(Stored items from a collection)
────────────────────────────────────────

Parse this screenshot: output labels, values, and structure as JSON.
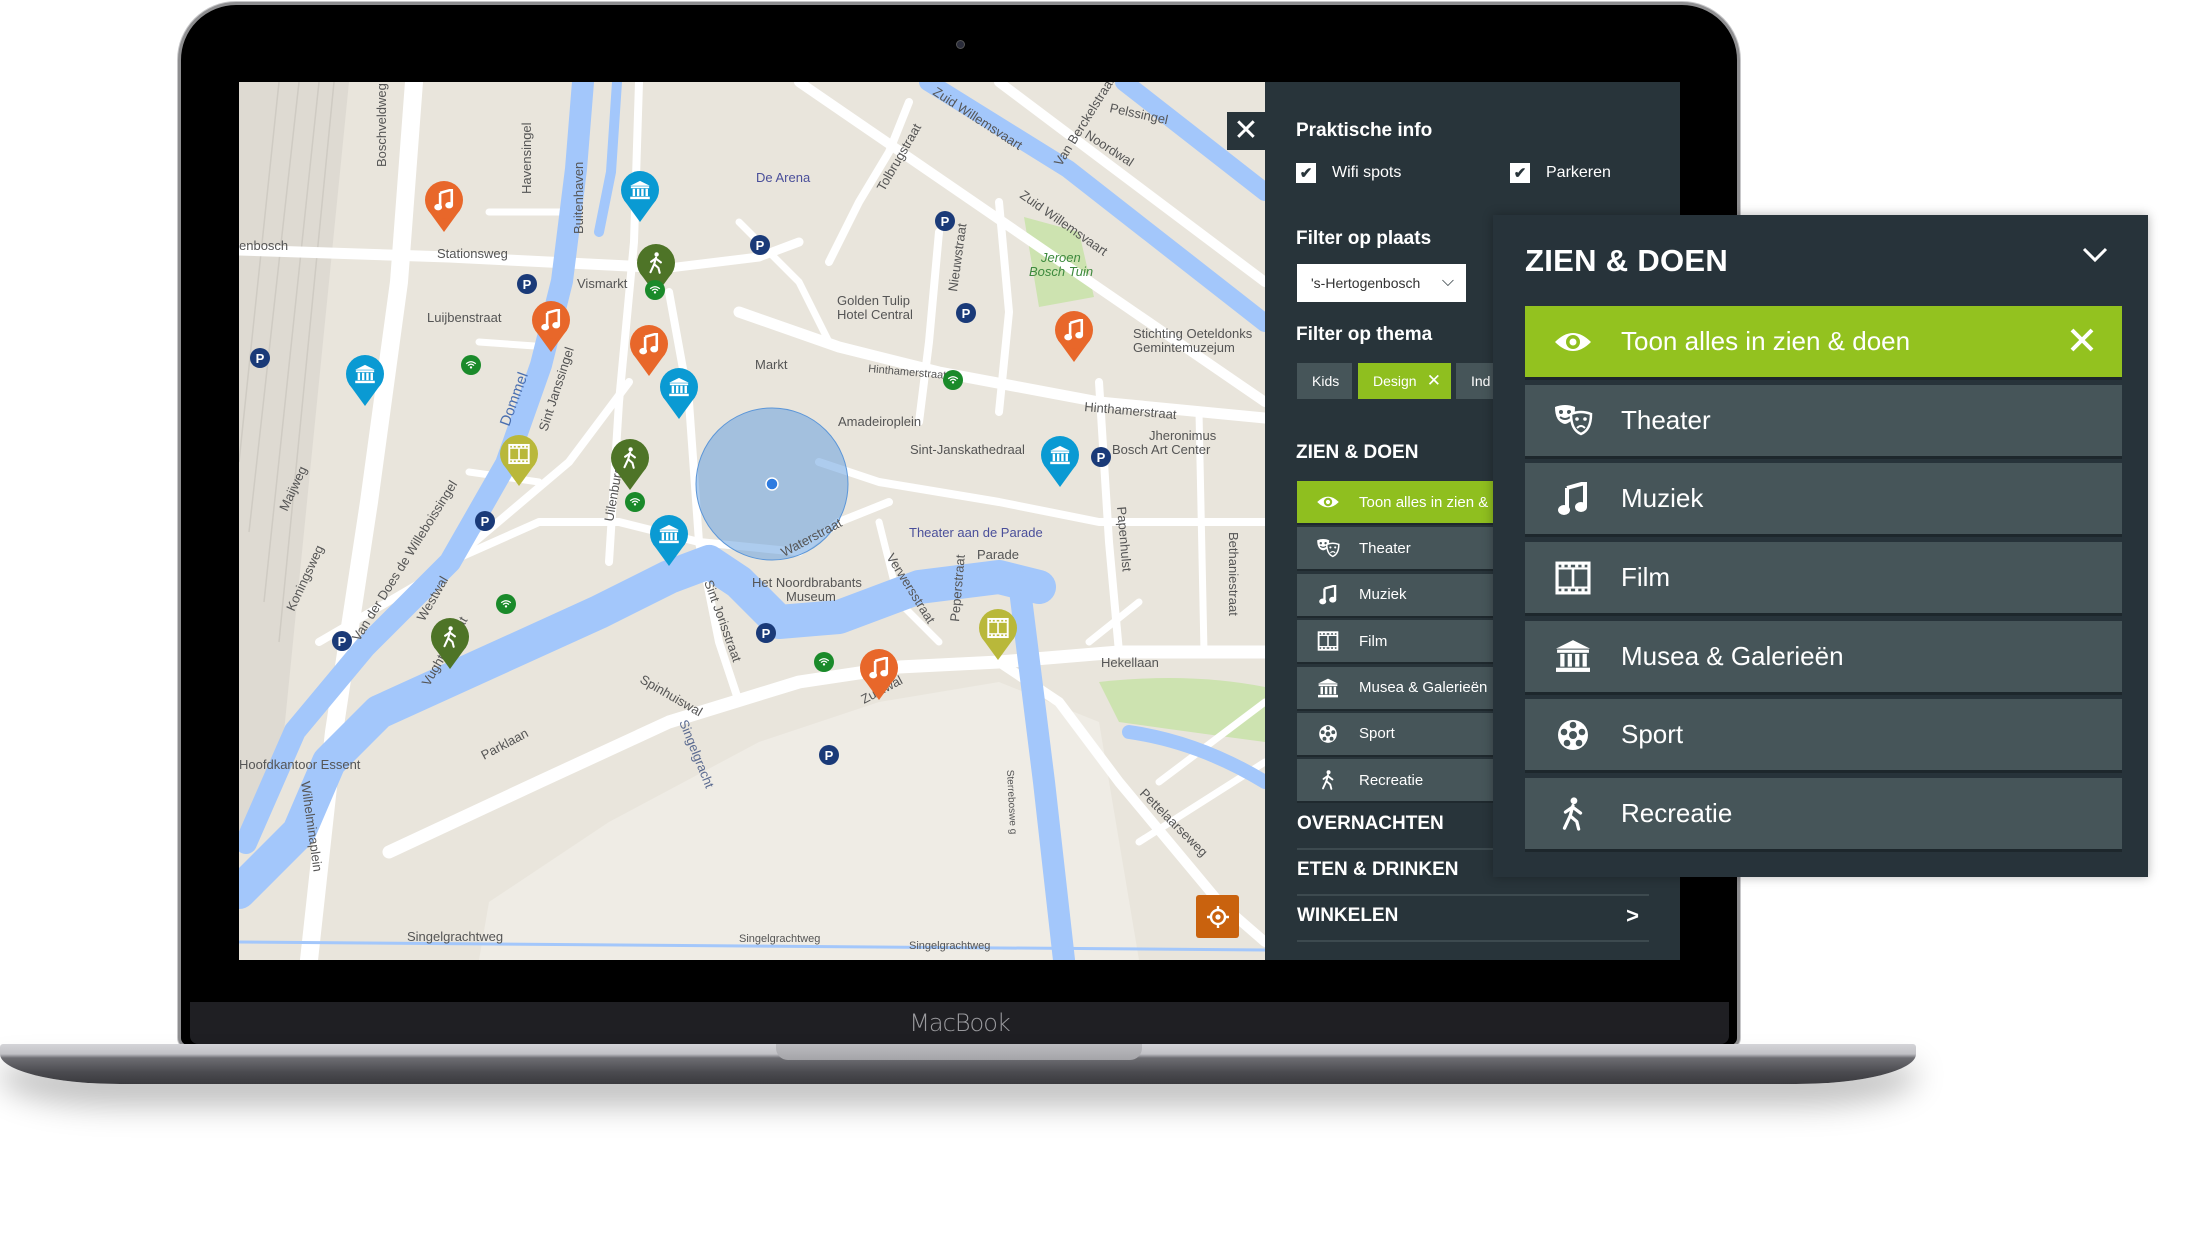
{
  "device": {
    "brand_label": "MacBook"
  },
  "map": {
    "labels": [
      "Stationsweg",
      "Luijbenstraat",
      "Vismarkt",
      "De Arena",
      "Golden Tulip",
      "Hotel Central",
      "Markt",
      "Amadeiroplein",
      "Sint-Janskathedraal",
      "Jheronimus",
      "Bosch Art Center",
      "Stichting Oeteldonks",
      "Gemintemuzejum",
      "Jeroen",
      "Bosch Tuin",
      "Hinthamerstraat",
      "Hinthamerstraat",
      "Theater aan de Parade",
      "Parade",
      "Het Noordbrabants",
      "Museum",
      "Waterstraat",
      "Hekellaan",
      "Zuidwal",
      "Parklaan",
      "Spinhuiswal",
      "Singelgracht",
      "Singelgrachtweg",
      "Singelgrachtweg",
      "Singelgrachtweg",
      "Hoofdkantoor Essent",
      "Pelssingel",
      "Noordwal",
      "Zuid Willemsvaart",
      "Zuid Willemsvaart",
      "Dommel",
      "Westwal",
      "Koningsweg",
      "Van der Does de Willeboissingel",
      "Boschveldweg",
      "Havensingel",
      "Buitenhaven",
      "Tolbrugstraat",
      "Nieuwstraat",
      "Papenhulst",
      "Bethaniestraat",
      "Pettelaarseweg",
      "Sint Jorisstraat",
      "Verwersstraat",
      "Peperstraat",
      "Uilenburg",
      "Sint Janssingel",
      "Maijweg",
      "Wilhelminaplein",
      "Van Berckelstraat",
      "Sterreboswe g",
      "Vughterstraat",
      "enbosch"
    ],
    "marker_colors": {
      "muziek": "#e8672a",
      "musea": "#0a9ad3",
      "recreatie": "#4e7427",
      "film": "#b9b83a",
      "wifi": "#1a8a2a",
      "parkeren": "#1a3a78"
    },
    "close_icon": "close-icon",
    "locate_icon": "crosshair-icon"
  },
  "sidebar": {
    "praktische_info": "Praktische info",
    "checkboxes": [
      {
        "label": "Wifi spots",
        "checked": true
      },
      {
        "label": "Parkeren",
        "checked": true
      }
    ],
    "filter_plaats": "Filter op plaats",
    "plaats_value": "'s-Hertogenbosch",
    "filter_thema": "Filter op thema",
    "tags": [
      {
        "label": "Kids",
        "active": false
      },
      {
        "label": "Design",
        "active": true
      },
      {
        "label": "Ind",
        "active": false
      }
    ],
    "section_zien": "ZIEN & DOEN",
    "items": [
      {
        "label": "Toon alles in zien & doen",
        "icon": "eye-icon",
        "active": true
      },
      {
        "label": "Theater",
        "icon": "theater-masks-icon"
      },
      {
        "label": "Muziek",
        "icon": "music-note-icon"
      },
      {
        "label": "Film",
        "icon": "film-icon"
      },
      {
        "label": "Musea & Galerieën",
        "icon": "museum-icon"
      },
      {
        "label": "Sport",
        "icon": "soccer-ball-icon"
      },
      {
        "label": "Recreatie",
        "icon": "walking-icon"
      }
    ],
    "sections": [
      {
        "label": "OVERNACHTEN"
      },
      {
        "label": "ETEN & DRINKEN"
      },
      {
        "label": "WINKELEN",
        "chevron": ">"
      }
    ]
  },
  "popup": {
    "title": "ZIEN & DOEN",
    "items": [
      {
        "label": "Toon alles in zien & doen",
        "icon": "eye-icon",
        "active": true
      },
      {
        "label": "Theater",
        "icon": "theater-masks-icon"
      },
      {
        "label": "Muziek",
        "icon": "music-note-icon"
      },
      {
        "label": "Film",
        "icon": "film-icon"
      },
      {
        "label": "Musea & Galerieën",
        "icon": "museum-icon"
      },
      {
        "label": "Sport",
        "icon": "soccer-ball-icon"
      },
      {
        "label": "Recreatie",
        "icon": "walking-icon"
      }
    ]
  },
  "colors": {
    "accent_green": "#8fbf1f",
    "panel": "#28343a",
    "item": "#465559",
    "locate": "#c9620e"
  }
}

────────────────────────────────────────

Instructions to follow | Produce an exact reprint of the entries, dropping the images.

Solution for this exercise |
Parse this screenshot: output labels, values, and structure as JSON.
{
  "device": {
    "brand_label": "MacBook"
  },
  "map": {
    "labels": [
      "Stationsweg",
      "Luijbenstraat",
      "Vismarkt",
      "De Arena",
      "Golden Tulip",
      "Hotel Central",
      "Markt",
      "Amadeiroplein",
      "Sint-Janskathedraal",
      "Jheronimus",
      "Bosch Art Center",
      "Stichting Oeteldonks",
      "Gemintemuzejum",
      "Jeroen",
      "Bosch Tuin",
      "Hinthamerstraat",
      "Hinthamerstraat",
      "Theater aan de Parade",
      "Parade",
      "Het Noordbrabants",
      "Museum",
      "Waterstraat",
      "Hekellaan",
      "Zuidwal",
      "Parklaan",
      "Spinhuiswal",
      "Singelgracht",
      "Singelgrachtweg",
      "Singelgrachtweg",
      "Singelgrachtweg",
      "Hoofdkantoor Essent",
      "Pelssingel",
      "Noordwal",
      "Zuid Willemsvaart",
      "Zuid Willemsvaart",
      "Dommel",
      "Westwal",
      "Koningsweg",
      "Van der Does de Willeboissingel",
      "Boschveldweg",
      "Havensingel",
      "Buitenhaven",
      "Tolbrugstraat",
      "Nieuwstraat",
      "Papenhulst",
      "Bethaniestraat",
      "Pettelaarseweg",
      "Sint Jorisstraat",
      "Verwersstraat",
      "Peperstraat",
      "Uilenburg",
      "Sint Janssingel",
      "Maijweg",
      "Wilhelminaplein",
      "Van Berckelstraat",
      "Sterreboswe g",
      "Vughterstraat",
      "enbosch"
    ],
    "marker_colors": {
      "muziek": "#e8672a",
      "musea": "#0a9ad3",
      "recreatie": "#4e7427",
      "film": "#b9b83a",
      "wifi": "#1a8a2a",
      "parkeren": "#1a3a78"
    },
    "close_icon": "close-icon",
    "locate_icon": "crosshair-icon"
  },
  "sidebar": {
    "praktische_info": "Praktische info",
    "checkboxes": [
      {
        "label": "Wifi spots",
        "checked": true
      },
      {
        "label": "Parkeren",
        "checked": true
      }
    ],
    "filter_plaats": "Filter op plaats",
    "plaats_value": "'s-Hertogenbosch",
    "filter_thema": "Filter op thema",
    "tags": [
      {
        "label": "Kids",
        "active": false
      },
      {
        "label": "Design",
        "active": true
      },
      {
        "label": "Ind",
        "active": false
      }
    ],
    "section_zien": "ZIEN & DOEN",
    "items": [
      {
        "label": "Toon alles in zien & doen",
        "icon": "eye-icon",
        "active": true
      },
      {
        "label": "Theater",
        "icon": "theater-masks-icon"
      },
      {
        "label": "Muziek",
        "icon": "music-note-icon"
      },
      {
        "label": "Film",
        "icon": "film-icon"
      },
      {
        "label": "Musea & Galerieën",
        "icon": "museum-icon"
      },
      {
        "label": "Sport",
        "icon": "soccer-ball-icon"
      },
      {
        "label": "Recreatie",
        "icon": "walking-icon"
      }
    ],
    "sections": [
      {
        "label": "OVERNACHTEN"
      },
      {
        "label": "ETEN & DRINKEN"
      },
      {
        "label": "WINKELEN",
        "chevron": ">"
      }
    ]
  },
  "popup": {
    "title": "ZIEN & DOEN",
    "items": [
      {
        "label": "Toon alles in zien & doen",
        "icon": "eye-icon",
        "active": true
      },
      {
        "label": "Theater",
        "icon": "theater-masks-icon"
      },
      {
        "label": "Muziek",
        "icon": "music-note-icon"
      },
      {
        "label": "Film",
        "icon": "film-icon"
      },
      {
        "label": "Musea & Galerieën",
        "icon": "museum-icon"
      },
      {
        "label": "Sport",
        "icon": "soccer-ball-icon"
      },
      {
        "label": "Recreatie",
        "icon": "walking-icon"
      }
    ]
  },
  "colors": {
    "accent_green": "#8fbf1f",
    "panel": "#28343a",
    "item": "#465559",
    "locate": "#c9620e"
  }
}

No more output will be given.